WHAT THE TASK ASKS: Output the listing below in full, exactly as written.

DATASET RECORDS:
#####
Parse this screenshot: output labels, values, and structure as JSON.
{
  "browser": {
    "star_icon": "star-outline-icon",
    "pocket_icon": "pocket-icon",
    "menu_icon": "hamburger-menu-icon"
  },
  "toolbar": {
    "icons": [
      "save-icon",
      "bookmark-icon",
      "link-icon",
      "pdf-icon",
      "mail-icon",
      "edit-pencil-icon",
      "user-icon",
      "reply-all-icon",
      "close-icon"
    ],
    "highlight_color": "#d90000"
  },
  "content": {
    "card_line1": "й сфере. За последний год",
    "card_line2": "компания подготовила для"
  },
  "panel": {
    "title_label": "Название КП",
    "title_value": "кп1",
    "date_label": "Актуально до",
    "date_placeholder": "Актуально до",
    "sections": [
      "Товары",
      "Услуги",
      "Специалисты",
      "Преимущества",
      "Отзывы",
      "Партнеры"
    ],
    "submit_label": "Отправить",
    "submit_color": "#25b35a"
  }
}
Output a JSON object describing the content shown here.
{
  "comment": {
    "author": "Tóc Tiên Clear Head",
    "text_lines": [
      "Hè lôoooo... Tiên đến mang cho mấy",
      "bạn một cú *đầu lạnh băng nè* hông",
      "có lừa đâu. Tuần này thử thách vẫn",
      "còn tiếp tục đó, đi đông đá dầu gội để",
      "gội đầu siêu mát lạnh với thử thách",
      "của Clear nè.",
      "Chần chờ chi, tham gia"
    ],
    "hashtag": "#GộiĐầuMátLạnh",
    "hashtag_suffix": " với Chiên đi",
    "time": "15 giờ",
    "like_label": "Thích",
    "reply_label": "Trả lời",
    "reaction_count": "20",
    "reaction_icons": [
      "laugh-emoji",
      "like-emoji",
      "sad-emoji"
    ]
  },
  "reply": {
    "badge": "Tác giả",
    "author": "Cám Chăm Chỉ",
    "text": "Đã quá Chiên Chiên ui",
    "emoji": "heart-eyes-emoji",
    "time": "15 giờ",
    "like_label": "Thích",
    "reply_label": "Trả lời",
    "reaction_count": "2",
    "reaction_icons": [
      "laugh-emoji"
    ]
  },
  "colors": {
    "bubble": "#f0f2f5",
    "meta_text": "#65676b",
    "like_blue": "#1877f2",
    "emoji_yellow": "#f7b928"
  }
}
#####
RESPONSE TO THIS TASK:
Parse this screenshot: output labels, values, and structure as JSON.
{
  "browser": {
    "star_icon": "star-outline-icon",
    "pocket_icon": "pocket-icon",
    "menu_icon": "hamburger-menu-icon"
  },
  "toolbar": {
    "icons": [
      "save-icon",
      "bookmark-icon",
      "link-icon",
      "pdf-icon",
      "mail-icon",
      "edit-pencil-icon",
      "user-icon",
      "reply-all-icon",
      "close-icon"
    ],
    "highlight_color": "#d90000"
  },
  "content": {
    "card_line1": "й сфере. За последний год",
    "card_line2": "компания подготовила для"
  },
  "panel": {
    "title_label": "Название КП",
    "title_value": "кп1",
    "date_label": "Актуально до",
    "date_placeholder": "Актуально до",
    "sections": [
      "Товары",
      "Услуги",
      "Специалисты",
      "Преимущества",
      "Отзывы",
      "Партнеры"
    ],
    "submit_label": "Отправить",
    "submit_color": "#25b35a"
  }
}
Output a JSON object describing the content shown here.
{
  "comment": {
    "author": "Tóc Tiên Clear Head",
    "text_lines": [
      "Hè lôoooo... Tiên đến mang cho mấy",
      "bạn một cú *đầu lạnh băng nè* hông",
      "có lừa đâu. Tuần này thử thách vẫn",
      "còn tiếp tục đó, đi đông đá dầu gội để",
      "gội đầu siêu mát lạnh với thử thách",
      "của Clear nè.",
      "Chần chờ chi, tham gia"
    ],
    "hashtag": "#GộiĐầuMátLạnh",
    "hashtag_suffix": " với Chiên đi",
    "time": "15 giờ",
    "like_label": "Thích",
    "reply_label": "Trả lời",
    "reaction_count": "20",
    "reaction_icons": [
      "laugh-emoji",
      "like-emoji",
      "sad-emoji"
    ]
  },
  "reply": {
    "badge": "Tác giả",
    "author": "Cám Chăm Chỉ",
    "text": "Đã quá Chiên Chiên ui",
    "emoji": "heart-eyes-emoji",
    "time": "15 giờ",
    "like_label": "Thích",
    "reply_label": "Trả lời",
    "reaction_count": "2",
    "reaction_icons": [
      "laugh-emoji"
    ]
  },
  "colors": {
    "bubble": "#f0f2f5",
    "meta_text": "#65676b",
    "like_blue": "#1877f2",
    "emoji_yellow": "#f7b928"
  }
}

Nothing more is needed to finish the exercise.